The B. subtilis YphP is a member of an unusual oxidoreductase superfamily of enzymes (DUF1094) with a natural CXC motif within the active site and a tertiary fold closely reminiscent of the thioredoxins. The experimentally determined reduction potential, E°′, is −130 ± 5 mV. Functional assays show that YphP has a level of disulfide isomerase activity that might be biologically significant with natural substrates. The enzymes in this family are highly conserved and occur primarily in the Staphylococcus and Bacillus species. All of these organisms contain canonical genes that encode thioredoxins, which are cellular reducing agents that have only been crystallized in an oxidized state. It is possible that, unlike thioredoxins, the DUF1094 enzymes are cellular oxidizing agents or in vivo catalysts of oxidative protein folding. Further biological studies will be needed to answer this question.
We thank Dr. Frank Collart (Argonne National Laboratory) for providing an overexpressing clone of the YphP protein and Natalya Olekhnovitch (University of Virginia) for excellent technical assistance and the preparation of the YphP variants. The authors thank the staff at the BL 5.0.2 managed by the Berkeley Center for Structural Biology (BCSB) at the Advanced Light Source (ALS) for technical support.
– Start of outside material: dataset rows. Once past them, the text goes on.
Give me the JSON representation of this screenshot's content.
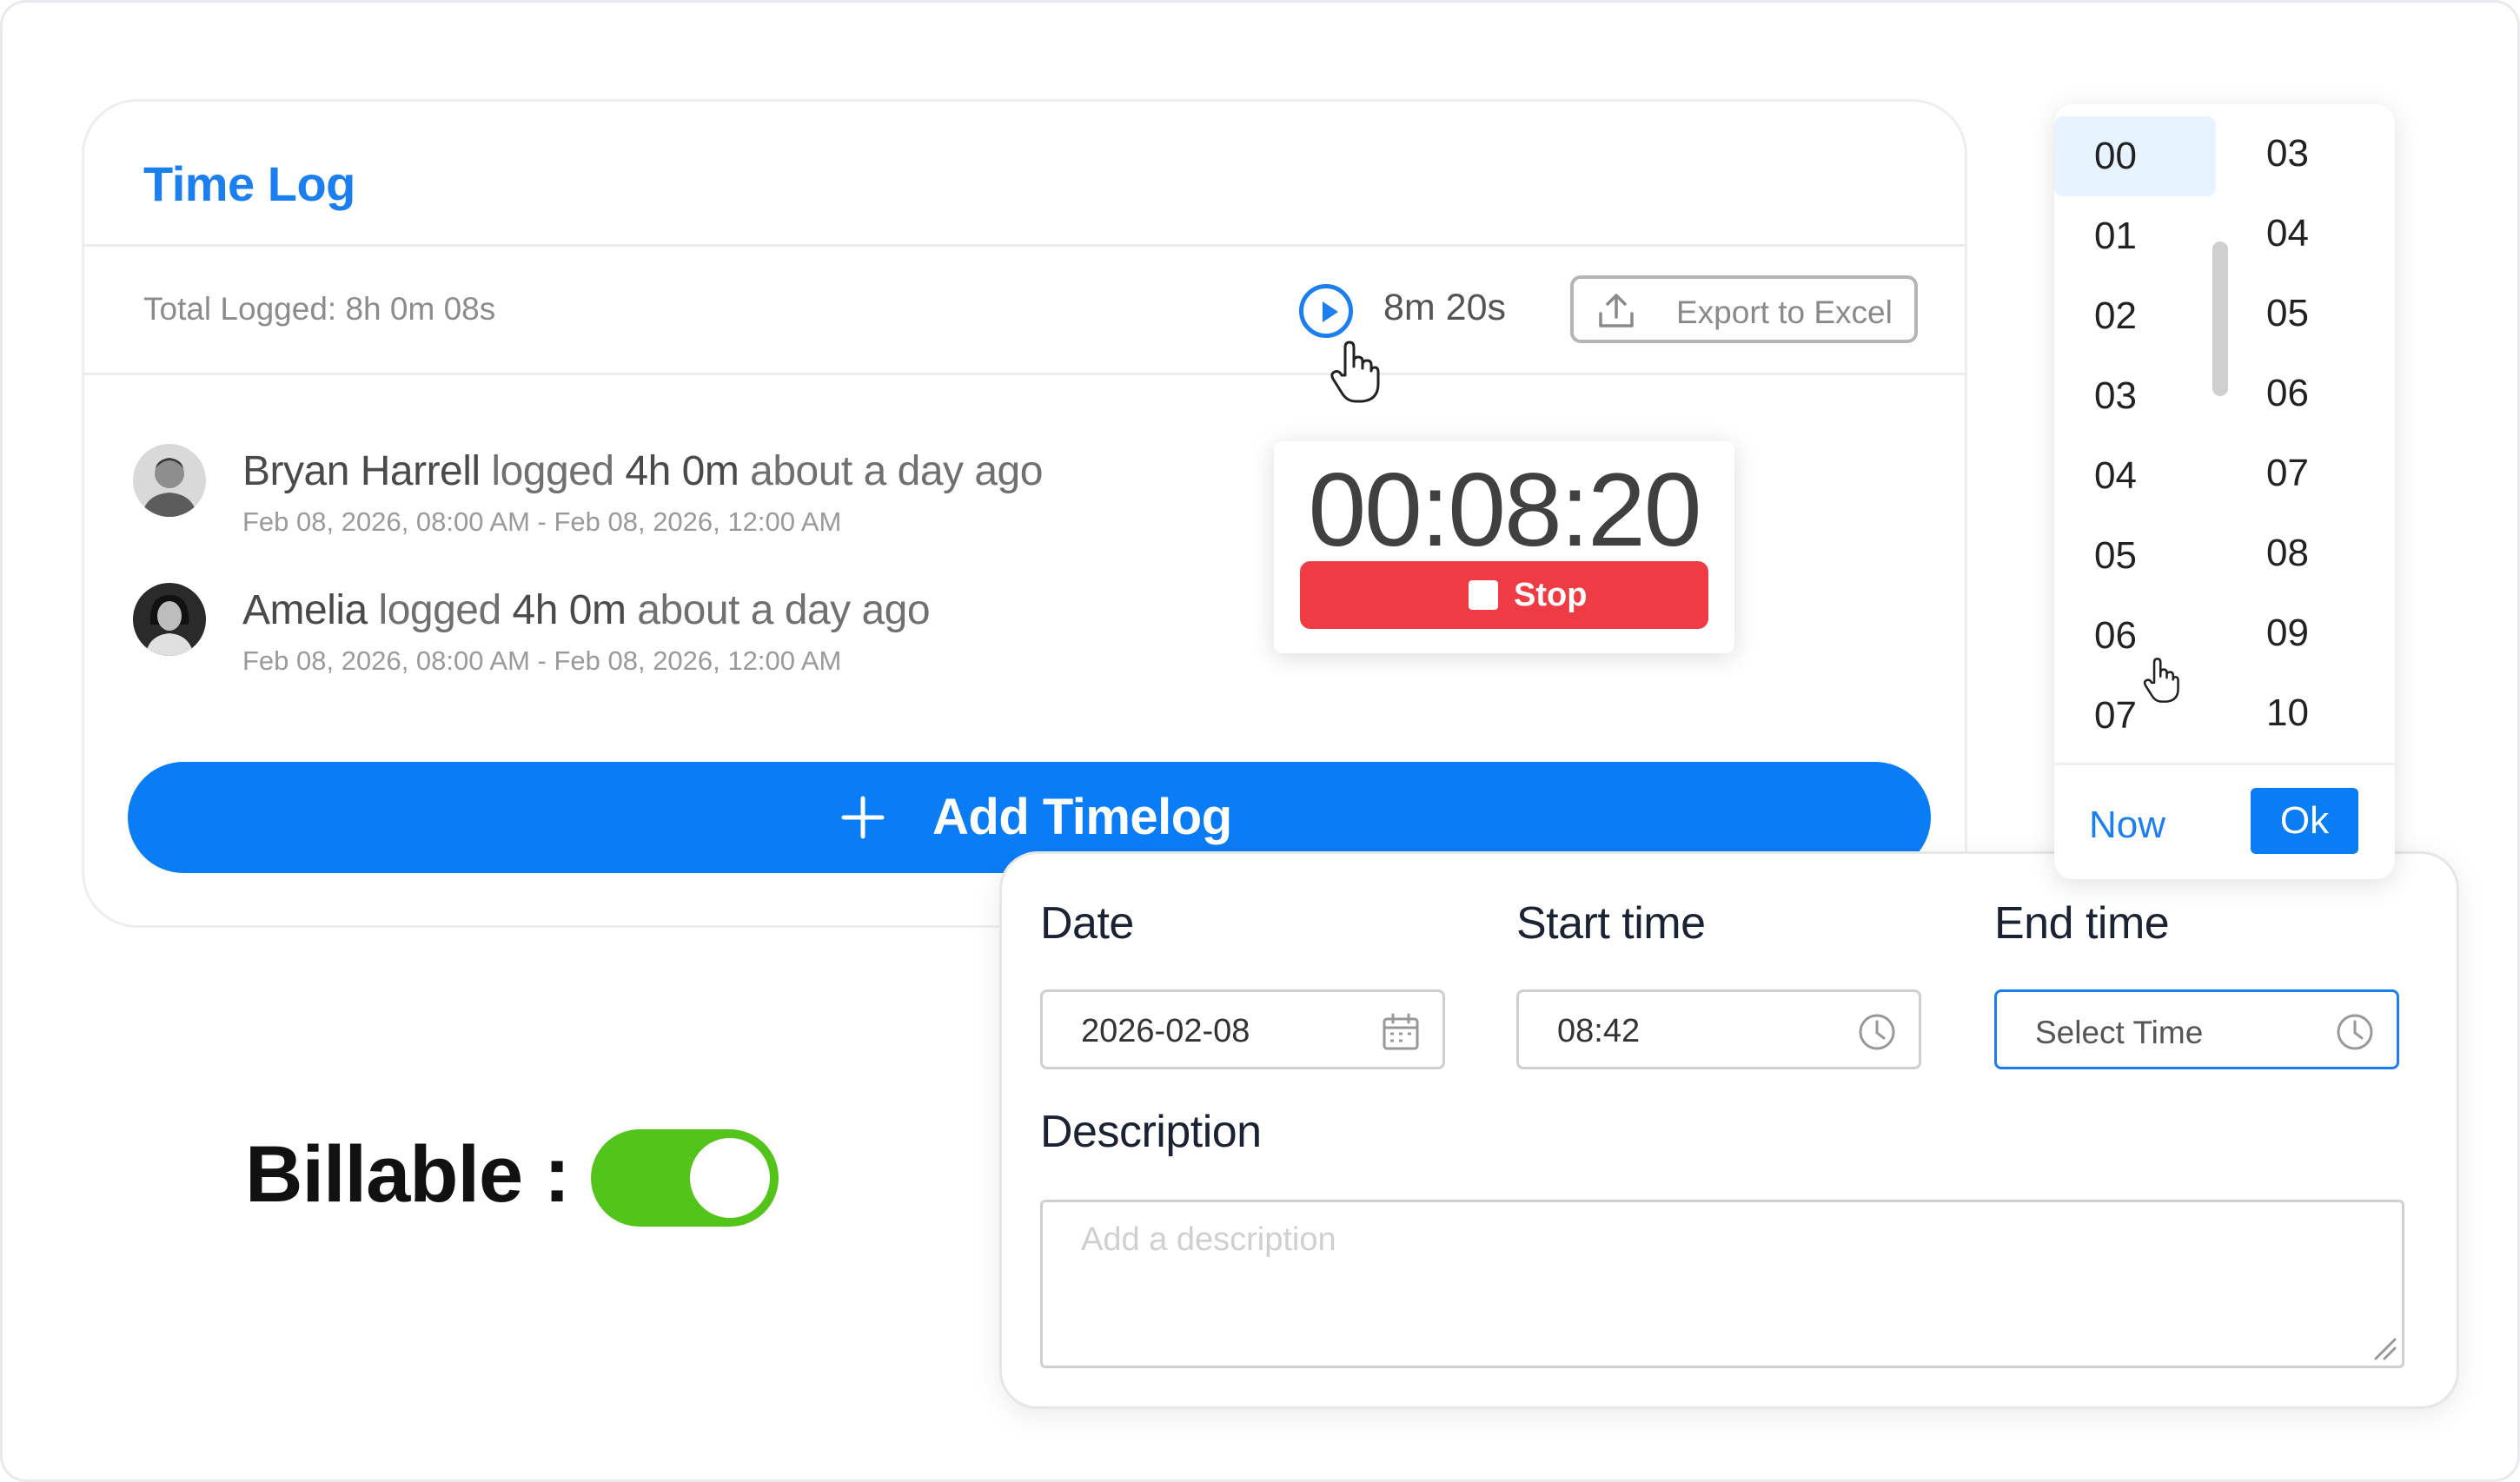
{
  "time_log": {
    "title": "Time Log",
    "total_logged": "Total Logged: 8h 0m 08s",
    "elapsed": "8m 20s",
    "export_label": "Export to Excel",
    "entries": [
      {
        "name": "Bryan Harrell",
        "verb": " logged ",
        "duration": "4h 0m",
        "when": " about a day ago",
        "range": "Feb 08, 2026, 08:00 AM - Feb 08, 2026, 12:00 AM"
      },
      {
        "name": "Amelia",
        "verb": " logged ",
        "duration": "4h 0m",
        "when": " about a day ago",
        "range": "Feb 08, 2026, 08:00 AM - Feb 08, 2026, 12:00 AM"
      }
    ],
    "add_label": "Add Timelog"
  },
  "stopwatch": {
    "time": "00:08:20",
    "stop_label": "Stop"
  },
  "billable": {
    "label": "Billable :",
    "enabled": true
  },
  "picker": {
    "hours": [
      "00",
      "01",
      "02",
      "03",
      "04",
      "05",
      "06",
      "07"
    ],
    "minutes": [
      "03",
      "04",
      "05",
      "06",
      "07",
      "08",
      "09",
      "10"
    ],
    "selected_hour": "00",
    "now_label": "Now",
    "ok_label": "Ok"
  },
  "form": {
    "date_label": "Date",
    "date_value": "2026-02-08",
    "start_label": "Start time",
    "start_value": "08:42",
    "end_label": "End time",
    "end_placeholder": "Select Time",
    "description_label": "Description",
    "description_placeholder": "Add a description"
  },
  "colors": {
    "accent": "#0a7cf5",
    "stop": "#ee3b44",
    "toggle_on": "#52c41a"
  }
}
The BCSB is supported in part by the National Institutes of Health, National Institute of General Medical Sciences.
National Institutes of Health, United States
†This study was supported by NIH NIGMS Grant U54 GM074946-01US (Z.S.D.), Grant GM044783 (R.T.R.), and Grant U54 GM074942 (A.J.). K.L.G. was supported by Chemistry−Biology Interface Training Grant T32 BM008505 (NIH). The ALS is supported by the Director, Office of Science, Office of Basic Energy Sciences, of the U.S. Department of Energy under Contract No. DE-AC02-05CH11231.
‡The atomic coordinates and structure factors have been deposited in the Protein Data Bank, www.rcsb.org (PDB ID code 3FHK).